Fox Won’t Water Down Prometheus Even If MPAA Gives It An R Rating

By Saralyn Smith | Published

PrometheusSir Ridley Scott’s highly anticipated Prometheus will soon receive a rating the MPAA and Scott has said before that he shot with a PG-13 rating in mind. Even if it gets an R, though, Fox studio chief Tim Rothman says they will make no cuts or concessions to get a lower rating.
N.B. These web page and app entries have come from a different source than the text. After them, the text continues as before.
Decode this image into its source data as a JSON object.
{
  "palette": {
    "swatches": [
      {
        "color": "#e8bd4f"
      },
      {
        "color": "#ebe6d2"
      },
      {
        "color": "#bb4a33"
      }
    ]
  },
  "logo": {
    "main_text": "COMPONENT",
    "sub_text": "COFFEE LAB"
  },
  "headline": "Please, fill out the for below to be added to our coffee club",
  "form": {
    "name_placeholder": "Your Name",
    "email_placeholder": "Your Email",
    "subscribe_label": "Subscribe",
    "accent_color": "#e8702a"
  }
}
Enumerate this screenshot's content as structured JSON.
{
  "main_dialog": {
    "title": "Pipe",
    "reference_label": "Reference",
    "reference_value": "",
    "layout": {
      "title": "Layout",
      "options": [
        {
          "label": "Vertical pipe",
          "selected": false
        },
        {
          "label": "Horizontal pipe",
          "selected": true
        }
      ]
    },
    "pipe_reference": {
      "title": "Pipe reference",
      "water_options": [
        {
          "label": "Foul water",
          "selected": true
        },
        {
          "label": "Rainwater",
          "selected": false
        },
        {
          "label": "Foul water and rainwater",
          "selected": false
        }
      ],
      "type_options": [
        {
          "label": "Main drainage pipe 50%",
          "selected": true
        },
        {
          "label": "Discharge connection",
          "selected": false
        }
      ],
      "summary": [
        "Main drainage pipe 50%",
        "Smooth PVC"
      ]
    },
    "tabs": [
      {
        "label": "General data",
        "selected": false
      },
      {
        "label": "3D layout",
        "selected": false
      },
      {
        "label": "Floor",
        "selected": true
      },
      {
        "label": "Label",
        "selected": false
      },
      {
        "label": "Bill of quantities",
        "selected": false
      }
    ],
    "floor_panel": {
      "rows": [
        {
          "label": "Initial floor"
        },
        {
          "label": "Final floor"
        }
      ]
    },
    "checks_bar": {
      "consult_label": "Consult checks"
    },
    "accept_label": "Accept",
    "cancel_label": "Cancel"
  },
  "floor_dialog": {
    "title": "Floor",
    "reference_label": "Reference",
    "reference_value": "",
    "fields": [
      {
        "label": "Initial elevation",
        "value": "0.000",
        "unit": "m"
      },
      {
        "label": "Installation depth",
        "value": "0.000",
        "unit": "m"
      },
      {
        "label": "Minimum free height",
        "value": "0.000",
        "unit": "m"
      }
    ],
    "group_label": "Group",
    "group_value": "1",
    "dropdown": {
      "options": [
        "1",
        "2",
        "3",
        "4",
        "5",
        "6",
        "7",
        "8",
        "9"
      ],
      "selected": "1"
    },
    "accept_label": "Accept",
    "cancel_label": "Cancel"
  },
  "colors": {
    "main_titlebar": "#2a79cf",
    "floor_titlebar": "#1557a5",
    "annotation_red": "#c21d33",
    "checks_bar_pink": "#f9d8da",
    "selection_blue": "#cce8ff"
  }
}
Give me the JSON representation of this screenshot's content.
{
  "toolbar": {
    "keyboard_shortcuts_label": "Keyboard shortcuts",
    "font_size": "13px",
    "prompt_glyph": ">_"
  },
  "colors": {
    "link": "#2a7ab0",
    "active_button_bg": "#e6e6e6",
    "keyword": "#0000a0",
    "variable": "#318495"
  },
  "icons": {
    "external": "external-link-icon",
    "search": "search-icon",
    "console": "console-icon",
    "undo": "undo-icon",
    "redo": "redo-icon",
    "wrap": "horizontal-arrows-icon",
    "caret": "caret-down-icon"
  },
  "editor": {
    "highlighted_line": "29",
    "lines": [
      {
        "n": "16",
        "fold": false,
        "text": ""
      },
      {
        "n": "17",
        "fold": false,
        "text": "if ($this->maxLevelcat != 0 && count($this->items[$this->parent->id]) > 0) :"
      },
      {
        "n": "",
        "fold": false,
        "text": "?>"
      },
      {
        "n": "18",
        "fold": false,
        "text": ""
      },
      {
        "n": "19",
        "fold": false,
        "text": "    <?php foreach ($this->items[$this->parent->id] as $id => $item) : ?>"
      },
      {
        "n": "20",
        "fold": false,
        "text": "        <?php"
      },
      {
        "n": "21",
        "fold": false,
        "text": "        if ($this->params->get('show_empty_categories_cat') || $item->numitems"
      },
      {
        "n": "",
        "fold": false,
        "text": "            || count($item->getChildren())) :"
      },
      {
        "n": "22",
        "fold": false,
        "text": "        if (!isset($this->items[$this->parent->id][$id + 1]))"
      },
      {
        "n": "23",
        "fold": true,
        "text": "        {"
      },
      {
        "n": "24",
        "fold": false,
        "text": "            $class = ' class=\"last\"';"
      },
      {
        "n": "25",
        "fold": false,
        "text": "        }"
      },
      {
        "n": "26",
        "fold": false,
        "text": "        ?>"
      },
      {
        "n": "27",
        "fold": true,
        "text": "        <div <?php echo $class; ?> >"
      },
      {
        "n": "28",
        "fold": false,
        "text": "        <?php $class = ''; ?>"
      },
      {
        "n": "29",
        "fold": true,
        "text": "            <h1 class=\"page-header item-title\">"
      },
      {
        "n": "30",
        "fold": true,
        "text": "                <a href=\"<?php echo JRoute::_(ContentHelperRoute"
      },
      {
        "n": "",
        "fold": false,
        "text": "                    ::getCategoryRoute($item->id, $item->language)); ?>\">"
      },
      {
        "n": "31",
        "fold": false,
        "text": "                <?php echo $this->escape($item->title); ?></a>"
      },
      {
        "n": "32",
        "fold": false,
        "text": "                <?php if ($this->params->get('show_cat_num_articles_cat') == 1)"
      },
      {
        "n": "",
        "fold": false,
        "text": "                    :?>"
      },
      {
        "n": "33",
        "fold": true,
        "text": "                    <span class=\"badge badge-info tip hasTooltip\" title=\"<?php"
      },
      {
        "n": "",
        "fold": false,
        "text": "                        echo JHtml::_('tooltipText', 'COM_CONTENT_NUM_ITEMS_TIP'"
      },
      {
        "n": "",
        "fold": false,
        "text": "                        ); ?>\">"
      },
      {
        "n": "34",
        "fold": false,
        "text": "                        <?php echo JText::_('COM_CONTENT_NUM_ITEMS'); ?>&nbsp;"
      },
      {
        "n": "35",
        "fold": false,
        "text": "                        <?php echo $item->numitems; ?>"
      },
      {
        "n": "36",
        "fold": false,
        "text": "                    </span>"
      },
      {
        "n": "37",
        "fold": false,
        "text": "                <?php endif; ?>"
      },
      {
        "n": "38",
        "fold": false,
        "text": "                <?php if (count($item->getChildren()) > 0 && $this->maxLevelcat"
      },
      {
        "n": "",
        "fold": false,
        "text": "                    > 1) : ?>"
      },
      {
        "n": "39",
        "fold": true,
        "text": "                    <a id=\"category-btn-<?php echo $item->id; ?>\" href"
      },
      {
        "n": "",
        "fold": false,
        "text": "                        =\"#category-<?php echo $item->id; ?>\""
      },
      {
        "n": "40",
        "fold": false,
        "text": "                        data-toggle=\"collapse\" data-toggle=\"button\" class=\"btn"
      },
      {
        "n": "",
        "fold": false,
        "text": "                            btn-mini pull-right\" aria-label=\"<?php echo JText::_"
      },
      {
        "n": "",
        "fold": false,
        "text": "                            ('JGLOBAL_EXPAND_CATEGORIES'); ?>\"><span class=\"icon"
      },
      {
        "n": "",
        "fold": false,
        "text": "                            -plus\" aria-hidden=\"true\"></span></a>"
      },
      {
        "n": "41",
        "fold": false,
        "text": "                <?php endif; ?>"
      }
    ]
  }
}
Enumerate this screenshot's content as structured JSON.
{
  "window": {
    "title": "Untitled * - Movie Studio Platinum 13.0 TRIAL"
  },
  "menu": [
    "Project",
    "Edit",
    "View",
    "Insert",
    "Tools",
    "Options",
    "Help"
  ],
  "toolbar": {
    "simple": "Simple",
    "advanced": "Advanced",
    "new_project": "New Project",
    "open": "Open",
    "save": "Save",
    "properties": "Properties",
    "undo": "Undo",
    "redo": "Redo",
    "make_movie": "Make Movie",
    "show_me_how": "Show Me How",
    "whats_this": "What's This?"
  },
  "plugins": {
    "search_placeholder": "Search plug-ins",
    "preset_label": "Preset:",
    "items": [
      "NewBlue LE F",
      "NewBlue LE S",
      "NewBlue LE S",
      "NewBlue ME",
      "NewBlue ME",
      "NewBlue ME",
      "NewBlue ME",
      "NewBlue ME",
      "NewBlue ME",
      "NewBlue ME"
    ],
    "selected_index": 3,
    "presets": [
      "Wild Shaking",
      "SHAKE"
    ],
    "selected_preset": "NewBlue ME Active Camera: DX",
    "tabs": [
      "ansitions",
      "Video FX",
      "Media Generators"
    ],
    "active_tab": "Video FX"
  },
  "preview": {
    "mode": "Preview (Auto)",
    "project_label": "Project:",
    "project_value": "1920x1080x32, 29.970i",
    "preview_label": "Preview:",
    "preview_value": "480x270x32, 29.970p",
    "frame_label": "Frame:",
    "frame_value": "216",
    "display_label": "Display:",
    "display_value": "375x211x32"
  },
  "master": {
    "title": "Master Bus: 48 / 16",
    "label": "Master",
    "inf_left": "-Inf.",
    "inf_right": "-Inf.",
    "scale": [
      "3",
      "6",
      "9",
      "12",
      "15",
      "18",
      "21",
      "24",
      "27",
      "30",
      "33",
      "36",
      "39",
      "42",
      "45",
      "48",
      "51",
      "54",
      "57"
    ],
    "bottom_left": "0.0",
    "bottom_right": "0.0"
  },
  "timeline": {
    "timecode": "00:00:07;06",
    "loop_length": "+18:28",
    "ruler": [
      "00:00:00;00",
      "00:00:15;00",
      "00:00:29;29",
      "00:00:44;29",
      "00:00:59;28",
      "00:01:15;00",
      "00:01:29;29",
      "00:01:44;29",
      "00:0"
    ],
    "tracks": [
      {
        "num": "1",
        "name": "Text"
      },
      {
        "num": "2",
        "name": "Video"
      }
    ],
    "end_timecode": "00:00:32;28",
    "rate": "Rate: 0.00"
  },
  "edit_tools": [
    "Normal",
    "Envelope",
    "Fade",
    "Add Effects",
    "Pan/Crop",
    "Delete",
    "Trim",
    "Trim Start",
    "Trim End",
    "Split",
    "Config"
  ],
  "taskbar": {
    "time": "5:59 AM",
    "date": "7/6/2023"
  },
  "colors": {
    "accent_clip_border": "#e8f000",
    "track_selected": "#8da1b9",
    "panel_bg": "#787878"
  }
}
And that’s great news for sci-fi fans.

Rothman told MTV News that Prometheus is a “big, bold new-idea movie” that he has been excited to see each and every new cut of.  He and the studio are “behind it 100%”, which means that no cuts will be made to the film to bring it down to a PG-13 rating if the ratings board labels it as R.  In a statement that should please fans, Rothman explained that the studio “will not cut a frame of the film […] because not an ounce, not a percentage are we going to compromise the film.”

In addition to being a great show of confidence in Prometheus on the studio’s part, it’s also a pretty slick marketing move.  It’s not unusual for studio execs to tout the merits of high profile films to the press, but Rothman is essentially saying that the film is so good the studio would rather have it bring lower returns than compromise its quality.  That’s a whole new level of hype.

For those of you who aren’t aware, the Motion Picture Association of America is the body that assigns ratings to theatrical films. The ratings board’s stated purpose is to “simply provide basic information to parents about the level of various elements in the film, such as sex, violence and language so that parents can decide what their children can and cannot see” but, as anyone who has followed ratings controversies over films like Blue Valentine and Bully knows, the situation is far more complex than that. Ratings can limit both the audience reach and earnings of a film, since theaters sometimes use ratings to make decisions on which films to carry. Because of these kinds of issues, the MPAA can essentially strong arm filmmakers into altering their films to fit their often arbitrary and inconsistently applied guidelines.